verb (used with object), ad·min·is·trat·ed, ad·min·is·trat·ing.

Origin of administrate

1630–40; < Latin administrātus, past participle of administrāre to administer; see -ate1
Related formssub·ad·min·is·trate, verb (used with object), sub·ad·min·is·trat·ed, sub·ad·min·is·trat·ing. Unabridged Based on the Random House Unabridged Dictionary, © Random House, Inc. 2019

Examples from the Web for administrate

Historical Examples of administrate

  • Does the president of the Bold Bucks pretend to administrate a court of honor?

    The Lion's Skin

    Rafael Sabatini

  • If it isn't then we may as well cease any attempt to administrate the law!

    The Everett massacre

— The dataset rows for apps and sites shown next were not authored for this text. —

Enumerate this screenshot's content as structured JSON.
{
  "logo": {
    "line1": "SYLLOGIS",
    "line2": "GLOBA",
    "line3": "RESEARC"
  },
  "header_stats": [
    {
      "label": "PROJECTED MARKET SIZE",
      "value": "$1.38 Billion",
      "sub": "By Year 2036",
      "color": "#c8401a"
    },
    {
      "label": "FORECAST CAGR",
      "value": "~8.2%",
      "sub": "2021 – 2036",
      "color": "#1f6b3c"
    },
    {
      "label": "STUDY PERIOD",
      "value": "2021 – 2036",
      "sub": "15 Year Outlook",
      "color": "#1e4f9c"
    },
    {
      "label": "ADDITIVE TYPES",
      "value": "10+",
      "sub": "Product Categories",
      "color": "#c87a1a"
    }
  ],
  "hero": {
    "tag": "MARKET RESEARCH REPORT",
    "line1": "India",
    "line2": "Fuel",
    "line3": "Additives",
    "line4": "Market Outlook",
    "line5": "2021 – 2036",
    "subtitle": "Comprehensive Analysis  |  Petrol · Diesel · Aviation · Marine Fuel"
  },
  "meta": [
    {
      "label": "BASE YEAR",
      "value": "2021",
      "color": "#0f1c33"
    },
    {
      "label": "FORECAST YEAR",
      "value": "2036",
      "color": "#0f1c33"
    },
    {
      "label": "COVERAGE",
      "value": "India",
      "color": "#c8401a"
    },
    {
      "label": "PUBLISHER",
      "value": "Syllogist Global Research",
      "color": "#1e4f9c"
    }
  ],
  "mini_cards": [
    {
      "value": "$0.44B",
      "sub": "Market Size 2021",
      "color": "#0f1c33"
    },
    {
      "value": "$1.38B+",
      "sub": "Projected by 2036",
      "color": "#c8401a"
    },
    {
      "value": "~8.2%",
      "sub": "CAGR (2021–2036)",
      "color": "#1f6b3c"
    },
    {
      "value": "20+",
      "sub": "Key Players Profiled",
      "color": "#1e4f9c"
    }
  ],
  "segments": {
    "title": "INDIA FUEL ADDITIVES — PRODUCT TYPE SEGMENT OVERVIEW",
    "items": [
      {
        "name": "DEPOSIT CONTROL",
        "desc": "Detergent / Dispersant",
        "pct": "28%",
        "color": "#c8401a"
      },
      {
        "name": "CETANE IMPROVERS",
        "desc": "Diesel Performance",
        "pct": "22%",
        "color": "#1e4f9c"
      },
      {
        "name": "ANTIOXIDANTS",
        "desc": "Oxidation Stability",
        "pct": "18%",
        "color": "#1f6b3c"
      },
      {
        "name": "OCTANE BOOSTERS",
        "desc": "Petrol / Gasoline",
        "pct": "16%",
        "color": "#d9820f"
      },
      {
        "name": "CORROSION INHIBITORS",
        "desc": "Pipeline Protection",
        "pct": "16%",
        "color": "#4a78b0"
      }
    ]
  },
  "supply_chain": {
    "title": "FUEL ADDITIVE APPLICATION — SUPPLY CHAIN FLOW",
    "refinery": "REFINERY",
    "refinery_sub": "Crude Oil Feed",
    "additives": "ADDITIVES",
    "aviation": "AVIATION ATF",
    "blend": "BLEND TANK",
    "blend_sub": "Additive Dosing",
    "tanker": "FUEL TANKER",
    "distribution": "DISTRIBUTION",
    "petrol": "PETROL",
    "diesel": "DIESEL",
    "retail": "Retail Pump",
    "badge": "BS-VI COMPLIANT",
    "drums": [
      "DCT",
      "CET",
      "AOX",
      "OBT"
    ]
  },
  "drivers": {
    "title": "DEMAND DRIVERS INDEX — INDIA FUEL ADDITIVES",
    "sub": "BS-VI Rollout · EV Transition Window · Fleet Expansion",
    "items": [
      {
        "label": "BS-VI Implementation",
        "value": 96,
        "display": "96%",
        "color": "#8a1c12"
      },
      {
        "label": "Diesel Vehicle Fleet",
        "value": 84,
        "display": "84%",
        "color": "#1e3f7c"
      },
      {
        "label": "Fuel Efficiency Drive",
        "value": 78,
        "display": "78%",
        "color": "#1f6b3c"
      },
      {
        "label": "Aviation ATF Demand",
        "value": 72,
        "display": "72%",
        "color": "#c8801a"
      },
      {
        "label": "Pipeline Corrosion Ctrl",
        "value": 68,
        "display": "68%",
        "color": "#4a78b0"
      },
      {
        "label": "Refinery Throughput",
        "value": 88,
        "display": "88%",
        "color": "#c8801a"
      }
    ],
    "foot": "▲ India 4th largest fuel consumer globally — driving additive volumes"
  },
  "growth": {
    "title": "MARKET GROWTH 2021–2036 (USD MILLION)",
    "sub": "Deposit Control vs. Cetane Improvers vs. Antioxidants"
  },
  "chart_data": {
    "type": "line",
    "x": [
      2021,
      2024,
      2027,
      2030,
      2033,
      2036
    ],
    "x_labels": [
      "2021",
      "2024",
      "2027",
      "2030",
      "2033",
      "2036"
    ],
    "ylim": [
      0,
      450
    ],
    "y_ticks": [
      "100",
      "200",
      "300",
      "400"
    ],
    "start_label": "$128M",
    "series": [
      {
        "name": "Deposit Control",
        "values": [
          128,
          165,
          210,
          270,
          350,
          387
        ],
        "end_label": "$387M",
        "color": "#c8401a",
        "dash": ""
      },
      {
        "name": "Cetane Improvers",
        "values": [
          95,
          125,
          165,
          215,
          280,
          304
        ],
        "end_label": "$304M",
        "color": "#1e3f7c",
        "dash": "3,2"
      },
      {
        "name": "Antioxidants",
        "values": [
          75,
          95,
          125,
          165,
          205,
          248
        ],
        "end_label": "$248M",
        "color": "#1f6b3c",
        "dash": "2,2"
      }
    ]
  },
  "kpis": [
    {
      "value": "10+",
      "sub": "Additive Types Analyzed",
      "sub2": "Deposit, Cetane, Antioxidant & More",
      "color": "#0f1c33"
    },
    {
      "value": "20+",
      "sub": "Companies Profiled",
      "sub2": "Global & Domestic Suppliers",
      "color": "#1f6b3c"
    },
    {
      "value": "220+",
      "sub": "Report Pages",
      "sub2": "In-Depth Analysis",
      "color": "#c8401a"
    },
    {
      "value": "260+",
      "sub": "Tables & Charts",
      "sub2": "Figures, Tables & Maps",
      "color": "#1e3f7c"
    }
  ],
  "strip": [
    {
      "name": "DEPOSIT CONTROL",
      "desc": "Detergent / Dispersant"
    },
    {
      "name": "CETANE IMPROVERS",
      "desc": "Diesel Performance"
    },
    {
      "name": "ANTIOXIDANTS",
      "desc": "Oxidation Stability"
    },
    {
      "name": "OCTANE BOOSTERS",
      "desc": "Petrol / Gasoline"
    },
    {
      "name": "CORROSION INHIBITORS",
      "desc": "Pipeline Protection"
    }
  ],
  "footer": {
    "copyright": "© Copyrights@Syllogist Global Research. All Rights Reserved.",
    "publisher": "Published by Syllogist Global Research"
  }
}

    Walker C. Smith

  • He had within him the faculty to command, to administrate, to organize.

    Bella Donna

    Robert Hichens

  • You do not want it, of course, and therefore it is only to be yours that you may administrate it in accordance to my wishes.

    The Light of Scarthey

    Egerton Castle

  • Personally, although this is looking some way ahead, I would like to see the English take over and administrate the Congo.

    The Congo and Coasts of Africa

    Richard Harding Davis

British Dictionary definitions for administrate



to manage or direct (the affairs of a business, institution, etc)
Collins English Dictionary - Complete & Unabridged 2012 Digital Edition © William Collins Sons & Co. Ltd. 1979, 1986 © HarperCollins Publishers 1998, 2000, 2003, 2005, 2006, 2007, 2009, 2012

Word Origin and History for administrate

1630s, from Latin administratus, past participle of administrare (see administer). In modern use a back-formation from administration. Related: Administrated; administrating.

Online Etymology Dictionary, © 2010 Douglas Harper